MORGANTOWN — An addiction triage center, a behavioral health provider and the largest private social service agency in West Virginia are adding their names to the roster of agencies making a home in Hazel’s House of Hope.

Jonathan Board, who’s spent the last year or so as the interim executive director of the former hotel-turned social services hub, said Crittenton Services, Lauren’s Wish and Catholic Charities of West Virginia are either in the facility or will be soon.

The United Way of Monongalia and Preston Counties, Bartlett Housing Solutions, The Salvation Army and, soon, Hope Hill Sobering Center, already call the 140,000 square-foot facility home.

“I’m extremely excited to see how far we’ve come in just over a year. It’s a testament to the people who got involved in this from the early stages and the agencies who decided to jump into what really is the only organization like this, my hunch is, in the entire state and certainly even beyond, in Appalachia,” Board said, noting the new tenants will put the building at around 95% capacity.

“We’re negotiating on a couple different levels with some space that is still available. We’re excited to make some announcements soon about additional partners joining us here at Hazel’s House of Hope,” he said.

Additionally, Milan Puskar Health Right Executive Director Laura Jones said Health Right will likely be moving into a neighboring facility off Scott Avenue early next year.

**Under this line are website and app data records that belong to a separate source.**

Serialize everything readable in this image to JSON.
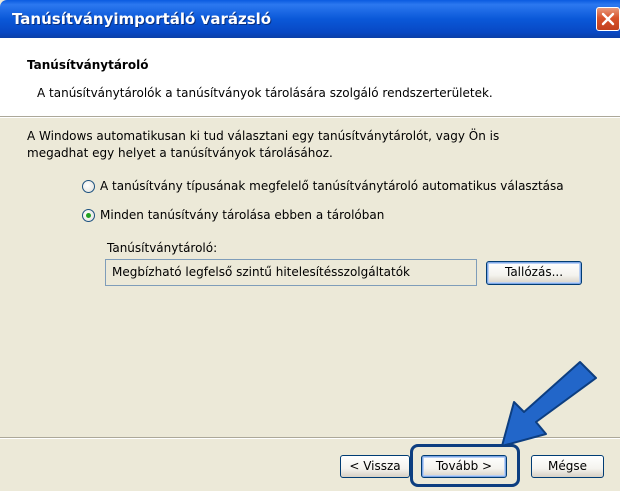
{
  "window": {
    "title": "Tanúsítványimportáló varázsló"
  },
  "header": {
    "title": "Tanúsítványtároló",
    "description": "A tanúsítványtárolók a tanúsítványok tárolására szolgáló rendszerterületek."
  },
  "body": {
    "intro_line1": "A Windows automatikusan ki tud választani egy tanúsítványtárolót, vagy Ön is",
    "intro_line2": "megadhat egy helyet a tanúsítványok tárolásához.",
    "options": [
      {
        "label": "A tanúsítvány típusának megfelelő tanúsítványtároló automatikus választása",
        "selected": false
      },
      {
        "label": "Minden tanúsítvány tárolása ebben a tárolóban",
        "selected": true
      }
    ],
    "store_label": "Tanúsítványtároló:",
    "store_value": "Megbízható legfelső szintű hitelesítésszolgáltatók",
    "browse_label": "Tallózás..."
  },
  "footer": {
    "back_label": "< Vissza",
    "next_label": "Tovább >",
    "cancel_label": "Mégse"
  },
  "colors": {
    "titlebar": "#0A58D8",
    "dialog_bg": "#ECE9D8",
    "annotation": "#0D3E80"
  },
  "icons": {
    "close": "close-icon",
    "annotation": "arrow-pointer-icon"
  }
}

The former Ramada Inn and surrounding property were initially provided to WVU Medicine by Mark Nesselroad and the Hazel Ruby McQuain Charitable Trust with the vision of turning it into a one-stop shop for those in need of aid and services.

The nonprofit Morgantown Community Resources was formed to operate the property and a $3.5 million CARES Act allocation helped make it a reality.

“People always talk about wraparound services. Well, here we’re doing it, just defacto. We’re all here. So if someone comes into the Hope Hill Sobering Center, the next morning they’ll come out and get some food and maybe spend some time with a counselor — maybe talk to some folks at Crittenton Services, or maybe some peer recovery folks with the United Way. Maybe they need short term or long term housing. All of that is provided right here,” Board said, adding that discussions are also under way about how to utilize the 9.9-acre property.

“There are numerous discussions – everything from community gardens to outdoor exercise equipment and walking areas, nature observation areas. It’s all on the table,” he said, noting his time as interim director will end in the coming weeks.

He explained that a team is being assembled to take over the day-to-day operations.

“It’s been absolutely an honor and a privilege to assist these wonderful people as they stand this thing up. It’s really been a great experience,” he said.

“From the city to the county and certainly all our partners on site. It’s been an honor to see the true dedication of public servants. Sometimes this can be thankless, but these folks put their heads down and focus on the needs of folks who are in tough spots in our community, and they do it without any recognition. It’s been a humbling process to work alongside such wonderful people.”